The underlying work is done in C.
Original Message From: numpydiscussionadmin@lists.sourceforge.net [mailto:numpydiscussionadmin@lists.sourceforge.net]On Behalf Of Daehyok Shin Sent: Friday, October 13, 2000 5:26 PM To: Numpy Discussion Subject: [Numpydiscussion] [Q]Best way for an array operation?
What is the best Numpy way for the following work?
for i in range(len(x)): if x[i] > 0: y[i] = v[i] z[i] = u[i]+2
Daehyok Shin (Peter)
Numpydiscussion mailing list Numpydiscussion@lists.sourceforge.net http://lists.sourceforge.net/mailman/listinfo/numpydiscussion _______________________________________________ Numpydiscussion mailing list Numpydiscussion@lists.sourceforge.net http://lists.sourceforge.net/mailman/listinfo/numpydiscussion
I have a problem that I can't figure otu a nonkludgey way to solve:
Given a (MXN) array, a, I want to compute the minimum value in each row, excluding the values that are zero. example:
for this array, a:
[[10, 0, 5, 0,] [ 0, 0, 0, 0,] [ 0, 5,15, 0,] [ 0, 0, 0, 0,] [ 0, 3, 1,25,] [ 0, 0, 0, 0,] [ 4, 7, 2,12,] [ 0, 0, 0, 0,]]
I want:
[[5,] [0,] [5,] [0,] [1,] [0,] [2,] [0,]]
what I want is minimum.reduce(a,1), except that the zeros would be ignored. At first glace, Masked arrays seemed the perfect option (as that's what the zero means, no real data), but there doesn't seem to be a minimum.reduce() in MA.
By the way, what is the downside to Masked Arrays? they seem to be a really powerful option. Is there any performance hit to using a masked array over a regular onw if there is no mask? If not, would it make sense to move toward just using Masked arrays for everything?
thanks,
Chris
Original Message ...snip
what I want is minimum.reduce(a,1), except that the zeros would be ignored. At first glace, Masked arrays seemed the perfect option (as that's what the zero means, no real data), but there doesn't seem to be a minimum.reduce() in MA.
> I'll add this to my list. Meanwhile you could do something like this, where x is your array: y = MA.masked_equal(x,0,copy=0) Numeric.minimum.reduce(y.filled(100000), 1) If x is floating point use masked_value rather than masked_equal.  By the way, what is the downside to Masked Arrays? they seem to be a really powerful option. Is there any performance hit to using a masked array over a regular onw if there is no mask? If not, would it make sense to move toward just using Masked arrays for everything?
thanks,
Chris
> There are two problems. There is a hit, even in the case of no mask. It is hard to quantify because it depends on what operations you do. Much of that could be eliminated if MA was in C but it is Python. It would have driven me mad to write it in C, however.
More seriously, there are a few semantic issues where it isn't clear what you mean if a mask is present.
participants (5)

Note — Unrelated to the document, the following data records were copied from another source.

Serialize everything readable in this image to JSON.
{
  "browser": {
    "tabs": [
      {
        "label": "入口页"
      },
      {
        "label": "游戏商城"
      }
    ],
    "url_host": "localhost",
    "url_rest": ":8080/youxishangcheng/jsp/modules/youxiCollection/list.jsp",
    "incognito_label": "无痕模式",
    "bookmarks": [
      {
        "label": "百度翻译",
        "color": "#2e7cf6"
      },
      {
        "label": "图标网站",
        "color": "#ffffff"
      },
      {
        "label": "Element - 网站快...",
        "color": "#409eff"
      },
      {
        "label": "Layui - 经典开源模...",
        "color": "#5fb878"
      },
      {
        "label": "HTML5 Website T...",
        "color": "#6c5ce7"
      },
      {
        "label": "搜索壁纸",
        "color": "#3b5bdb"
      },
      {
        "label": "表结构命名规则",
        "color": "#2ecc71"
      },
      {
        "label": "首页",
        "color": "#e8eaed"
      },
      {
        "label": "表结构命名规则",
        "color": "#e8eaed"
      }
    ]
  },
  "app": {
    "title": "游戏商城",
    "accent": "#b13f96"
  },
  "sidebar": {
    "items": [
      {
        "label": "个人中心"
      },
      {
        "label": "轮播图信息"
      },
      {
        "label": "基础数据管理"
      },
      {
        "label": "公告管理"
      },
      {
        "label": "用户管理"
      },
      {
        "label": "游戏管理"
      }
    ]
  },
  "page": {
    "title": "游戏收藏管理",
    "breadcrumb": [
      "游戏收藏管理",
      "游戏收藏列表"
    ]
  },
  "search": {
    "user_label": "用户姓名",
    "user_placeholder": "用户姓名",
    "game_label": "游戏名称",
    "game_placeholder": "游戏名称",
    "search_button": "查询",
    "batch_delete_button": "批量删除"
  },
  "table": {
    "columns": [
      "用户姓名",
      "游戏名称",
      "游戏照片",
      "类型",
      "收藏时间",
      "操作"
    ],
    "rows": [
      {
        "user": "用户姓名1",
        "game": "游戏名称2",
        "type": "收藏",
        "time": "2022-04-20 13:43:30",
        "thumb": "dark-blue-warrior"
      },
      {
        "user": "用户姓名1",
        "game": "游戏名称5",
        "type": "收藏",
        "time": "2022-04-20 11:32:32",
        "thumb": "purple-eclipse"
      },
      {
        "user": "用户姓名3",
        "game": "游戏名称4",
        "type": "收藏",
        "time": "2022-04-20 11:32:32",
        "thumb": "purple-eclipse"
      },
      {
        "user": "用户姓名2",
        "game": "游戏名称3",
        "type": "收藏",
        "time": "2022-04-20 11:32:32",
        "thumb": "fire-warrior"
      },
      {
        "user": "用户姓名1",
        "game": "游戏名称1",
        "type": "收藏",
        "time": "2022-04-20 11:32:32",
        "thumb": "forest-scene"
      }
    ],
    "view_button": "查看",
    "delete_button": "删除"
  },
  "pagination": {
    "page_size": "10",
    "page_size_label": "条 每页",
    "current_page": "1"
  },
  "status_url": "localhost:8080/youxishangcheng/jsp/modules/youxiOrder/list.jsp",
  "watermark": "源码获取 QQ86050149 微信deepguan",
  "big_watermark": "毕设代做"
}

Chris Barker

Daehyok Shin

Janko Hauser

Paul F. Dubois

Paul F. Dubois